Front Row Center
By Michael Warren
Agnes of God
By John Pielmeier
Directed by Paul Kloegman
Evidently, John Pielmeier was inspired to write this play after seeing an article in a newspaper about an event that occurred in a convent in Brighton, New York, just outside the city limits of Rochester. However, the play is entirely fictional. There are only three characters – the psychiatrist “Dr Martha Livingstone”, the Mother Superior “Miriam Ruth” and the young nun “Sister Agnes.” A dead baby has been found strangled in a waste-basket in Agnes’ room, and she is on trial for first degree murder. Martha Livingstone is the court appointed psychiatrist who is required to report on Agnes’ sanity.

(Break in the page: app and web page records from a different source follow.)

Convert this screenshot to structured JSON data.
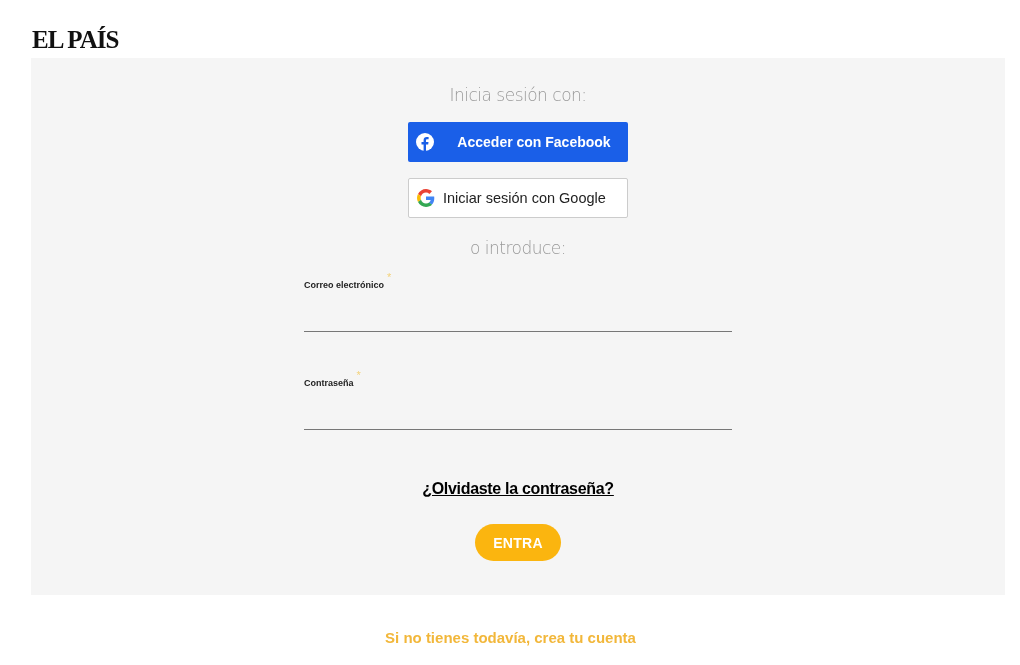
{
  "logo": "EL PAÍS",
  "login": {
    "heading": "Inicia sesión con:",
    "social_buttons": [
      {
        "kind": "facebook",
        "label": "Acceder con Facebook"
      },
      {
        "kind": "google",
        "label": "Iniciar sesión con Google"
      }
    ],
    "divider_text": "o introduce:",
    "fields": [
      {
        "label": "Correo electrónico",
        "required_mark": "*"
      },
      {
        "label": "Contraseña",
        "required_mark": "*"
      }
    ],
    "forgot_link": "¿Olvidaste la contraseña?",
    "submit": "ENTRA"
  },
  "register_link": "Si no tienes todavía, crea tu cuenta"
}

All three roles are extremely demanding, and are very well acted by Deborah Spitz, Jacinta Springer and Johanna Labadie. I could have been watching a Broadway production, and I was completely engrossed as the play unfolded. Much credit is due to director Paul Kloegman for the inspired performances by these three actors.
It becomes apparent during the play that Agnes is far from sane. She is a hysteric personality who was abused by her mother, and had an abnormal childhood without contact with other children. At times she displays elements of Multiple Personality Syndrome, and she also suffers from stigmata in the palms of her hands.
To escape her pain, she takes refuge in God, and sings in a voice of extraordinary clarity and beauty. Both the psychiatrist and the Mother Superior seek to protect her in different ways. Dr Livingstone, who has her own problems with the Catholic Church, would like to prove her innocence of the crime of which she is accused. And Mother Miriam Ruth, who feels that Agnes is innocent in a spiritual sense, would like to keep her safe within the walls of the convent.
Ultimately, both are disappointed in a couple of shattering scenes in Act Two, as Agnes reveals under hypnosis what actually happened and how she returned the baby to God.
Johanna Labadie’s performance as Agnes is extraordinary, while Deborah Spitz and Jacinta Springer bring a remarkable level of intensity and realism to their respective roles. We are fortunate to have such talented actors in this town, and this play proves (if proof were needed) that LLT is fully capable of producing serious drama.
I congratulate Paul Kloegman on successfully bringing this thought-provoking play to the stage, and thanks also to Stage Manager Margo Eberly, and Co-Producers Geoff and Judy Long. I should also mention the spare and beautiful Set Design by Sheron Brackenbury.
Next up is what promises to be a very entertaining musical event, Fiddler On The Roof, which opens on February 16 and runs through February 27.
Column: Front Row Center
Michael Warren grew up in London, England and lived on Baker Street very close to where Sherlock Holmes hung out his shingle. He graduated with an Honors degree in Mathematics from King’s College, Cambridge, which no doubt helps him to balance his check book. While a student, he edited a humorous magazine entitled “ffobia” which was widely circulated amongst his friends.